Jesus went out to the margins of society respected the dignity of everyone, healed the sick, forgave the penitent, and ate with sinners and outcasts. His words were so revolutionary that they transformed the community. His action of giving up his life on a cross that they might have life was also transformative because it means that we are loved and forgiven and loved by God, even when we mess up. I ask you today to come to church, to listen to the Gospel, to be transformed by the revolutionary words of Jesus Christ, to regain that belly burning salt, and to shine the light of Christ so brightly that it will transform others to the love of God. The focus for the coming year at St. John’s will be Spirituality, Evangelism, Children, Youth, and Young Adult Ministries, Outreach, Hospitality, and Pastoral Care.
I would like to thank all our parishioners who made this year deeply spiritual for one another. The Rev. Claire Mis, Deacon has certainly been an inspiration to all of us. Fr. James Reiss, our curate, has brought energy, enthusiasm, and a deep love of Jesus Christ to our community. Our Morning Prayer group met every weekday at 9 AM (260 times in 2022) and has prayed for our friends, neighbors, and for all in need. Prayer is the foundation of everything we do at St. John’s. Thank you for your leadership, your generosity, your ministry, and your continued faith in Jesus Christ. We are very blessed by your presence. I would also like to thank Coral, who has done an outstanding job as our administrator, Alex our talented musician and choir director, Jenni, our St. John’s Nursery School Director, and our wardens, Rob and Sean, who have led this parish with our vestry and committee chairs. May God continue to bless your ministries!
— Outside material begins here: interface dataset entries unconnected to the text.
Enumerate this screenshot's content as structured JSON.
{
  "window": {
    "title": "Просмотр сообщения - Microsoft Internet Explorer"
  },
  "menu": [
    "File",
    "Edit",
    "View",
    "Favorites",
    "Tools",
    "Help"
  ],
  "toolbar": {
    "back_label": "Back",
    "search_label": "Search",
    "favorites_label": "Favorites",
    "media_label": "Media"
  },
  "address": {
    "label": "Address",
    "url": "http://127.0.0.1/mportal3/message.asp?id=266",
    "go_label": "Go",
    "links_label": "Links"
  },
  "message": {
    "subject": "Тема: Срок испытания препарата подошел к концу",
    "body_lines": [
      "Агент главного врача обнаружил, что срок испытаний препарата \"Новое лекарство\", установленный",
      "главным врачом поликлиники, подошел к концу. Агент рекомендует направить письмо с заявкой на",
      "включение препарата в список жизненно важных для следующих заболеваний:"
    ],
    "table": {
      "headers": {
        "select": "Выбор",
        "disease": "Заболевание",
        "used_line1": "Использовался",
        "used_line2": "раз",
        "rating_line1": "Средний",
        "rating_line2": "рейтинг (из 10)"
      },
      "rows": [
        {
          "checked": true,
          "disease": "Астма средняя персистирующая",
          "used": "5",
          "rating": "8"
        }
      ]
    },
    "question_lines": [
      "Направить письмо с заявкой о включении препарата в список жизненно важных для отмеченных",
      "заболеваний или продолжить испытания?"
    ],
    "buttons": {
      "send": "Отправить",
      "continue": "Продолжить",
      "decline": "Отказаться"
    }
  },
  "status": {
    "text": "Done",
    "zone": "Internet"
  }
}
This week our service times on Sunday are 8:00am and 10:00am and we will have our annual meeting after the late service in person only! We will elect one warden and four vestry members. Our theme for this year’s Annual. Please live out your Baptismal Covenant by coming to church, worshiping with us on zoom, helping those in need in our community, donating to our Thrift Shop, volunteering in our Thrift Shop, striving for justice by supporting our racial reconciliation and social justice committee, and getting involved in a ministry of St. John’s such as our Altar Guild.
I ask each committee to personally invite new members to join their group. If you are a new member or would like to help out please consider joining our Altar Guild, Thrift Shop, EFM, Racial Reconciliation and Justice Committee, HiHi, ECW, Lay Eucharistic Ministers, Youth Group, Christian Education, Readers, Spirituality Group, Nursery School Steering Committee, Ushers, Lay Eucharistic Visitors, Prayer Shawl Ministry, St. Hilda’s Guild, Laundry Love, or one of our other committees. Our mission team met this week to prepare for our trip to Puerto Rico in April. We are also planning a trip to Iona, Scotland in late September. This will be a restful and wonderful pilgrimage with Leslie Valentine. We still have 2 spots open!!
Our Sunday school starts at 9:45am and we will have confetti cake and ice cream cake after class. 1st Communion classes are beginning on Thursday, March 2nd at 5:00 and 1st Communion will be April 16th at the 10:00 service. Next Week, February 12th is the Souper Bowl of Caring and our Youth Group is collecting donations to fight hunger in the Huntington Community. If you are interested in volunteering for the Thrift shop on Tuesdays, Thursdays or Saturdays, please drop by on one of those days from 12-3.
In Christ’s love,
Rev. Duncan Burns